**What you need to do**
Everything from the line containing "What's the underlying" through the final line of the entries below should be repeated exactly, and nothing else.

──────── Source material ────────

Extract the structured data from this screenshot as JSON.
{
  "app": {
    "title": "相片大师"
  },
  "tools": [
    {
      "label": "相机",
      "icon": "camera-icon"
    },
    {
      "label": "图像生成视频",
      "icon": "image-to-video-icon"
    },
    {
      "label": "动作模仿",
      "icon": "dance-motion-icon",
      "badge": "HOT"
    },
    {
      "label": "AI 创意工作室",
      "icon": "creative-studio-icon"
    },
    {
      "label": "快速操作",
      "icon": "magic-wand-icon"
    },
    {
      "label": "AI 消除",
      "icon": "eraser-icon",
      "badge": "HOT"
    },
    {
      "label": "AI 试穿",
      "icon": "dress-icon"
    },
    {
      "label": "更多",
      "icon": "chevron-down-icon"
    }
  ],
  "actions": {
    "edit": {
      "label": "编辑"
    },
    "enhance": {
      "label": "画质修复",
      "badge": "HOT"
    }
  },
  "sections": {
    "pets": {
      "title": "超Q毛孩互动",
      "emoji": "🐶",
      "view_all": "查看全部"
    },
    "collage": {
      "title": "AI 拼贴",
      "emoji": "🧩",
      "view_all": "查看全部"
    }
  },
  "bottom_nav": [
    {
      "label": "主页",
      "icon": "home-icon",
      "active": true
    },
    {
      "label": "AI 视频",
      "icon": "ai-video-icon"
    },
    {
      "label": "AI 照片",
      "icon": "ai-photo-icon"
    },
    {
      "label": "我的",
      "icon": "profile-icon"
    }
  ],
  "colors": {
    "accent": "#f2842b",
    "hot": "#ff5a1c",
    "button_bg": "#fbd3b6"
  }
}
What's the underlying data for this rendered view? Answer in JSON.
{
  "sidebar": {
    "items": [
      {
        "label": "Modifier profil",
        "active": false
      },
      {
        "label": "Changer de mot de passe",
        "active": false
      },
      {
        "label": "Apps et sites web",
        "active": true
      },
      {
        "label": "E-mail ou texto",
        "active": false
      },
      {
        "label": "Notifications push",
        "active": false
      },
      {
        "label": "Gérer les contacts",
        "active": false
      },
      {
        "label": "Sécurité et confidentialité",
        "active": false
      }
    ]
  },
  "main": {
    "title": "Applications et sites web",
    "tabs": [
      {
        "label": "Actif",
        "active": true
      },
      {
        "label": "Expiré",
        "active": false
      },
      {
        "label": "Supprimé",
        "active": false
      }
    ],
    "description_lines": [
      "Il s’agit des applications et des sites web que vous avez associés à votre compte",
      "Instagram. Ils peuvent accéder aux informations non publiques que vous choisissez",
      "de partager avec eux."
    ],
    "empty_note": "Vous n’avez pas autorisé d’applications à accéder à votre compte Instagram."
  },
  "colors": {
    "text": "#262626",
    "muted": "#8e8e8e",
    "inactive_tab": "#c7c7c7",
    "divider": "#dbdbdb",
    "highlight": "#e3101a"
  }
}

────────

**Output for this exercise**
What's the underlying data for this rendered view? Answer in JSON.
{
  "sidebar": {
    "items": [
      {
        "label": "Modifier profil",
        "active": false
      },
      {
        "label": "Changer de mot de passe",
        "active": false
      },
      {
        "label": "Apps et sites web",
        "active": true
      },
      {
        "label": "E-mail ou texto",
        "active": false
      },
      {
        "label": "Notifications push",
        "active": false
      },
      {
        "label": "Gérer les contacts",
        "active": false
      },
      {
        "label": "Sécurité et confidentialité",
        "active": false
      }
    ]
  },
  "main": {
    "title": "Applications et sites web",
    "tabs": [
      {
        "label": "Actif",
        "active": true
      },
      {
        "label": "Expiré",
        "active": false
      },
      {
        "label": "Supprimé",
        "active": false
      }
    ],
    "description_lines": [
      "Il s’agit des applications et des sites web que vous avez associés à votre compte",
      "Instagram. Ils peuvent accéder aux informations non publiques que vous choisissez",
      "de partager avec eux."
    ],
    "empty_note": "Vous n’avez pas autorisé d’applications à accéder à votre compte Instagram."
  },
  "colors": {
    "text": "#262626",
    "muted": "#8e8e8e",
    "inactive_tab": "#c7c7c7",
    "divider": "#dbdbdb",
    "highlight": "#e3101a"
  }
}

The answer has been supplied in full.